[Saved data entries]
=======

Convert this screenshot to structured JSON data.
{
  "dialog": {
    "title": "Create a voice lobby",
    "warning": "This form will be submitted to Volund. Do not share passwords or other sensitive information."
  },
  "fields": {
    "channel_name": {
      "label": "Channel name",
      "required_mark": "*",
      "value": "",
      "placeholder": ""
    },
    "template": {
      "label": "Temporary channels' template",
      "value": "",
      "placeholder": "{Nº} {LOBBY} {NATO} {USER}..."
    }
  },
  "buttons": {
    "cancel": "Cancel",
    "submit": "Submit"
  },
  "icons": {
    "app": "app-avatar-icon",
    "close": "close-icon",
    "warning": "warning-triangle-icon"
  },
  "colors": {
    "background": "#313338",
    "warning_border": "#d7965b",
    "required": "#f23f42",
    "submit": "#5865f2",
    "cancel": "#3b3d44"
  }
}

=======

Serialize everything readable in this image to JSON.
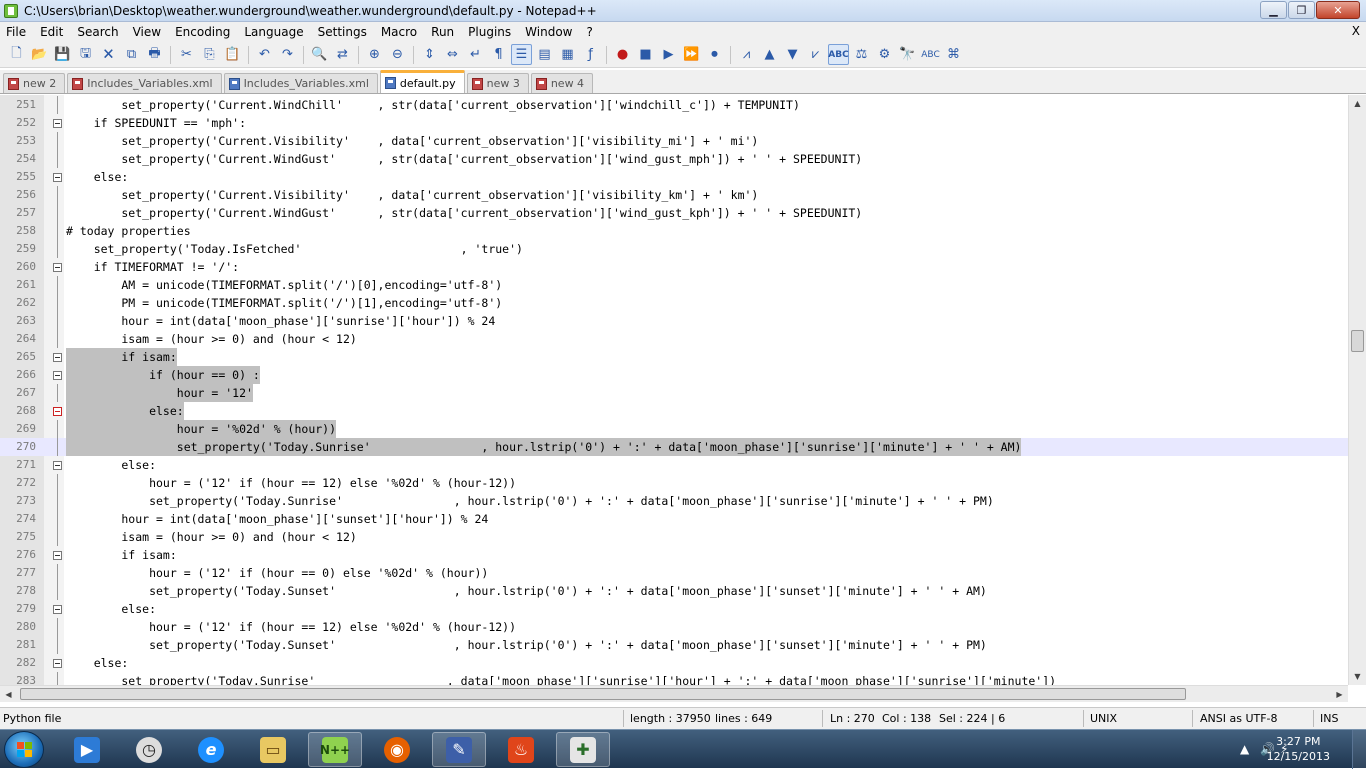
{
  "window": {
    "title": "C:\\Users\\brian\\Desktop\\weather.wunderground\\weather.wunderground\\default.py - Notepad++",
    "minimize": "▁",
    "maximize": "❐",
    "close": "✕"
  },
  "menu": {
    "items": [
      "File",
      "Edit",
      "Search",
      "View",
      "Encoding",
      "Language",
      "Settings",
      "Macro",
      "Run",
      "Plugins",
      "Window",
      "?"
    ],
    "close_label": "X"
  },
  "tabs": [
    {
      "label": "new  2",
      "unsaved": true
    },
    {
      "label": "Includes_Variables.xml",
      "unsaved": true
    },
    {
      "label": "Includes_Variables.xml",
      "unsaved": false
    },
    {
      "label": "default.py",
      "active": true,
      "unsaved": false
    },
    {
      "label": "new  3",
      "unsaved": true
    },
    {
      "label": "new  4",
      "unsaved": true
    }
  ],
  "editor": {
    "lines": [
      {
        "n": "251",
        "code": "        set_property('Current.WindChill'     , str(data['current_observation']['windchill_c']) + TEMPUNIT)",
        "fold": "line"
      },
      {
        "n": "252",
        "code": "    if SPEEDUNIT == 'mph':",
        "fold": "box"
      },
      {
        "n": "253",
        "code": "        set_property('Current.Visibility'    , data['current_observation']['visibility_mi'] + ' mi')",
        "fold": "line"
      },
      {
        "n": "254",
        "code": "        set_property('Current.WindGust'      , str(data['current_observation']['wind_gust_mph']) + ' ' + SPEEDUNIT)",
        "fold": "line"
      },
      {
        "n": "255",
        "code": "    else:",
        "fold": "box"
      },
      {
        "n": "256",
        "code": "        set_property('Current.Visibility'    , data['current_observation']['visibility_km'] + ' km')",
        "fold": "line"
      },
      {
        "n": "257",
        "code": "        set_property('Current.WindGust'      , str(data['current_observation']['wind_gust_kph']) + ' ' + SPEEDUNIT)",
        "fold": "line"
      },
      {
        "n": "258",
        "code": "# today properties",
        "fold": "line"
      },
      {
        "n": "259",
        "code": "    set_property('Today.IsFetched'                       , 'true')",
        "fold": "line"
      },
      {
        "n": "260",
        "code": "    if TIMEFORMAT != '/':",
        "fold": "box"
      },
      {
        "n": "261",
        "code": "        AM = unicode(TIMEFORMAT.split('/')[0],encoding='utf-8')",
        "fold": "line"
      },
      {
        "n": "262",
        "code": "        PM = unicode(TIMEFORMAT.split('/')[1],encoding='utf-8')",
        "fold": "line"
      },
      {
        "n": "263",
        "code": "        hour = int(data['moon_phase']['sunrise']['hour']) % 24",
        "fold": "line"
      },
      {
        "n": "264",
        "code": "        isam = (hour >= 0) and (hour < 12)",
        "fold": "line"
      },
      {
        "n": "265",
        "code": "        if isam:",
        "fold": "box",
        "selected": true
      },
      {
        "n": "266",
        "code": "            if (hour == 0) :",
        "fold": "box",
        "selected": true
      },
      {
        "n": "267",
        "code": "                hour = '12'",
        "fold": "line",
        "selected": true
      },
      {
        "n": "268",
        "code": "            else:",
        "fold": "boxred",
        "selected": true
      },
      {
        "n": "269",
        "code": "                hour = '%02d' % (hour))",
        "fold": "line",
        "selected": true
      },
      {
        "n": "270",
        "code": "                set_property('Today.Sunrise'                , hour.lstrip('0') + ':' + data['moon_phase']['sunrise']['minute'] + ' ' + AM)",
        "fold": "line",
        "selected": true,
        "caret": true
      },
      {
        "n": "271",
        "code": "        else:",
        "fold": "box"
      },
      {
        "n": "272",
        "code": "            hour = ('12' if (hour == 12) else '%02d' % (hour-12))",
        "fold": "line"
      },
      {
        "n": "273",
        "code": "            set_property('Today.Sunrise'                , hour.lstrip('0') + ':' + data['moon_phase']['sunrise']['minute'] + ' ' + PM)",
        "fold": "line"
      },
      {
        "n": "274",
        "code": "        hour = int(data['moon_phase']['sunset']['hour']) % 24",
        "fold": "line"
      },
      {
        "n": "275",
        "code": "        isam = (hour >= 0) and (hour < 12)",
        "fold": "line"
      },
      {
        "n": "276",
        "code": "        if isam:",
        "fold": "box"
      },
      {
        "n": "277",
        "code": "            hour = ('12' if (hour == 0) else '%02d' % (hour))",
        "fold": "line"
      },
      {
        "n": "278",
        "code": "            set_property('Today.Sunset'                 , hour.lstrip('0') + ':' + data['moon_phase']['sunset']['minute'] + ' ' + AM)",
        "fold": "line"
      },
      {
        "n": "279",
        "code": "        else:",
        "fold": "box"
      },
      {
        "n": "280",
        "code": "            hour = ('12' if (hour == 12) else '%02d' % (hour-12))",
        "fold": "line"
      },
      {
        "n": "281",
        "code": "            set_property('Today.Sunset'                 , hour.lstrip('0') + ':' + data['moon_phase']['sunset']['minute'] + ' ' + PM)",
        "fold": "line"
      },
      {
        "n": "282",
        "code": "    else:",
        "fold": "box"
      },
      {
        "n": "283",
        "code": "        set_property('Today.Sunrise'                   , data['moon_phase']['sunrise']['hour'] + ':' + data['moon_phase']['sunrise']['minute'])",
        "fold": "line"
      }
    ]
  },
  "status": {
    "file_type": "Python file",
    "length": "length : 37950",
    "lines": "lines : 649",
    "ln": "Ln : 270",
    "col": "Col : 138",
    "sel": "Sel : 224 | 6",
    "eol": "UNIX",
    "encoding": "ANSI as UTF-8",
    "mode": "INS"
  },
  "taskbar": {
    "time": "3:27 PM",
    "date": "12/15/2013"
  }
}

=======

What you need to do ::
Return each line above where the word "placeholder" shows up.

Result ::
      "placeholder": ""
      "placeholder": "{Nº} {LOBBY} {NATO} {USER}..."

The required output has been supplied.